Researchers from RMIT University in Melbourne, Australia, have succeeded in developing an ultra-thin, flexible electronic material that can be printed and rolled out like newspaper. It could be used for the touchscreens of the future.
Their so-called “liquid metal” approach takes a thin film of material already common in mobile phone touchscreens and shrinks it from 3D to 2D nano-sheets. In the process, the transparent material, known as indium-tin oxide, has its crystalline structure transformed such that it exhibits new mechanical and optical properties. Such properties include increased flexibility; enabling it to be rolled and twisted, and greater transparency; allowing more light to penetrate it.
The researchers claim that a mobile phone with a touchscreen made of their material would use less power, extending battery life by approximately 10%. Better still, this new electronic material can be made efficiently and cheaply - unlike the slow, expensive way that touchscreens are currently manufactured.

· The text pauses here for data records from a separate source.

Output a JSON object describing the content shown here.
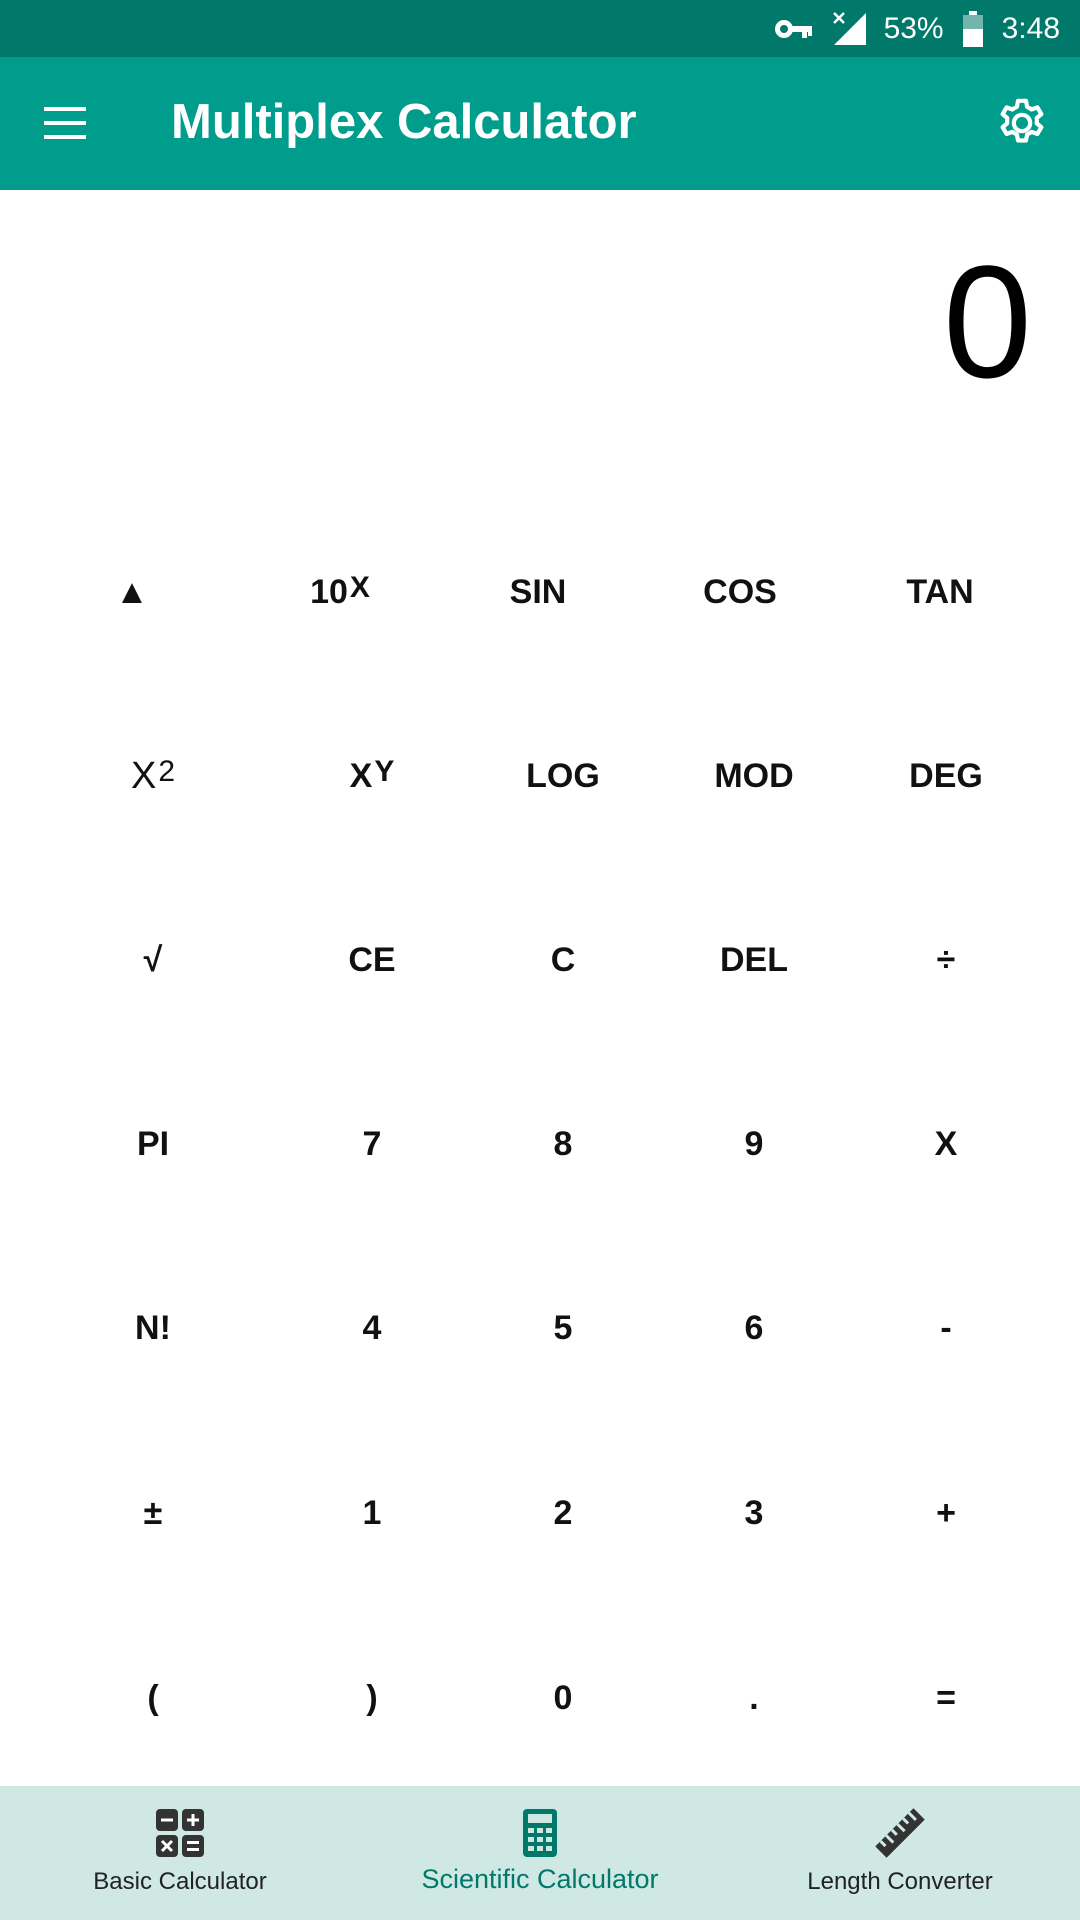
{
  "status_bar": {
    "battery": "53%",
    "time": "3:48",
    "icons": [
      "key-icon",
      "signal-no-data-icon",
      "battery-icon"
    ]
  },
  "app_bar": {
    "title": "Multiplex Calculator",
    "menu_icon": "hamburger-menu-icon",
    "settings_icon": "gear-icon"
  },
  "display": {
    "value": "0"
  },
  "keypad": {
    "row1": [
      {
        "label": "▲"
      },
      {
        "label": "10",
        "sup": "X"
      },
      {
        "label": "SIN"
      },
      {
        "label": "COS"
      },
      {
        "label": "TAN"
      }
    ],
    "row2": [
      {
        "label": "X",
        "sup": "2"
      },
      {
        "label": "X",
        "sup": "Y"
      },
      {
        "label": "LOG"
      },
      {
        "label": "MOD"
      },
      {
        "label": "DEG"
      }
    ],
    "row3": [
      {
        "label": "√"
      },
      {
        "label": "CE"
      },
      {
        "label": "C"
      },
      {
        "label": "DEL"
      },
      {
        "label": "÷"
      }
    ],
    "row4": [
      {
        "label": "PI"
      },
      {
        "label": "7"
      },
      {
        "label": "8"
      },
      {
        "label": "9"
      },
      {
        "label": "X"
      }
    ],
    "row5": [
      {
        "label": "N!"
      },
      {
        "label": "4"
      },
      {
        "label": "5"
      },
      {
        "label": "6"
      },
      {
        "label": "-"
      }
    ],
    "row6": [
      {
        "label": "±"
      },
      {
        "label": "1"
      },
      {
        "label": "2"
      },
      {
        "label": "3"
      },
      {
        "label": "+"
      }
    ],
    "row7": [
      {
        "label": "("
      },
      {
        "label": ")"
      },
      {
        "label": "0"
      },
      {
        "label": "."
      },
      {
        "label": "="
      }
    ]
  },
  "bottom_nav": {
    "items": [
      {
        "label": "Basic Calculator",
        "icon": "basic-operations-icon"
      },
      {
        "label": "Scientific Calculator",
        "icon": "calculator-icon",
        "active": true
      },
      {
        "label": "Length Converter",
        "icon": "ruler-icon"
      }
    ]
  },
  "colors": {
    "status_bar": "#00796B",
    "app_bar": "#009C8C",
    "bottom_nav": "#CFE8E4",
    "accent": "#00796B"
  }
}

While still at an early stage of development, this innovative technology promises a range of exciting applications beyond the displays and form factors of mobile electronic devices. It could also have the potential for use in LEDs, solar cells and smart windows.